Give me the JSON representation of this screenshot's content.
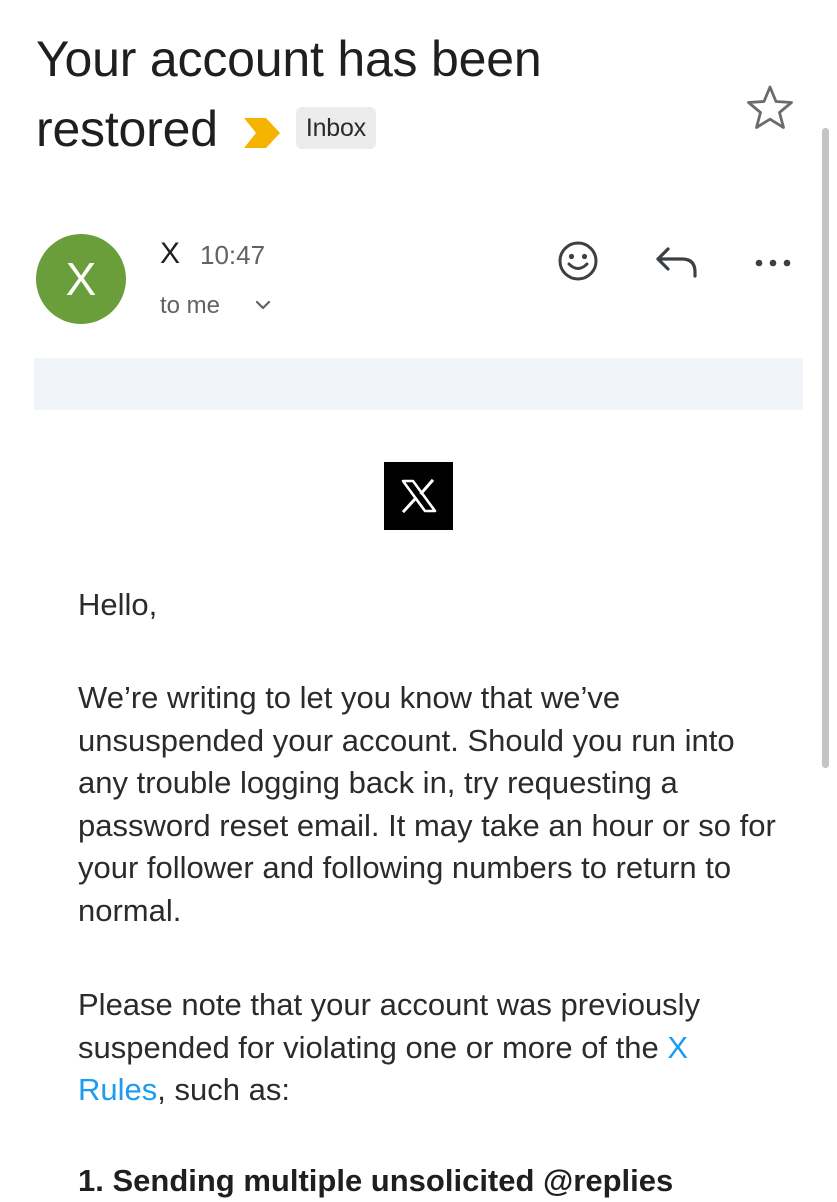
{
  "email": {
    "subject": "Your account has been restored",
    "label": "Inbox",
    "importance_color": "#f4b400",
    "sender": {
      "avatar_letter": "X",
      "avatar_color": "#6a9e3b",
      "name": "X",
      "time": "10:47",
      "recipient": "to me"
    },
    "actions": {
      "emoji_icon": "smiley-icon",
      "reply_icon": "reply-arrow-icon",
      "more_icon": "more-horizontal-icon",
      "star_icon": "star-outline-icon"
    }
  },
  "message": {
    "logo_icon": "x-logo-icon",
    "greeting": "Hello,",
    "paragraph1": "We’re writing to let you know that we’ve unsuspended your account. Should you run into any trouble logging back in, try requesting a password reset email. It may take an hour or so for your follower and following numbers to return to normal.",
    "paragraph2_before": "Please note that your account was previously suspended for violating one or more of the ",
    "paragraph2_link": "X Rules",
    "paragraph2_after": ", such as:",
    "list_item_1": "1. Sending multiple unsolicited @replies",
    "link_color": "#1d9bf0"
  }
}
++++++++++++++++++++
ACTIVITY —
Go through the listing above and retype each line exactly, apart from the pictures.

YOUR SOLUTION —
Give me the JSON representation of this screenshot's content.
{
  "email": {
    "subject": "Your account has been restored",
    "label": "Inbox",
    "importance_color": "#f4b400",
    "sender": {
      "avatar_letter": "X",
      "avatar_color": "#6a9e3b",
      "name": "X",
      "time": "10:47",
      "recipient": "to me"
    },
    "actions": {
      "emoji_icon": "smiley-icon",
      "reply_icon": "reply-arrow-icon",
      "more_icon": "more-horizontal-icon",
      "star_icon": "star-outline-icon"
    }
  },
  "message": {
    "logo_icon": "x-logo-icon",
    "greeting": "Hello,",
    "paragraph1": "We’re writing to let you know that we’ve unsuspended your account. Should you run into any trouble logging back in, try requesting a password reset email. It may take an hour or so for your follower and following numbers to return to normal.",
    "paragraph2_before": "Please note that your account was previously suspended for violating one or more of the ",
    "paragraph2_link": "X Rules",
    "paragraph2_after": ", such as:",
    "list_item_1": "1. Sending multiple unsolicited @replies",
    "link_color": "#1d9bf0"
  }
}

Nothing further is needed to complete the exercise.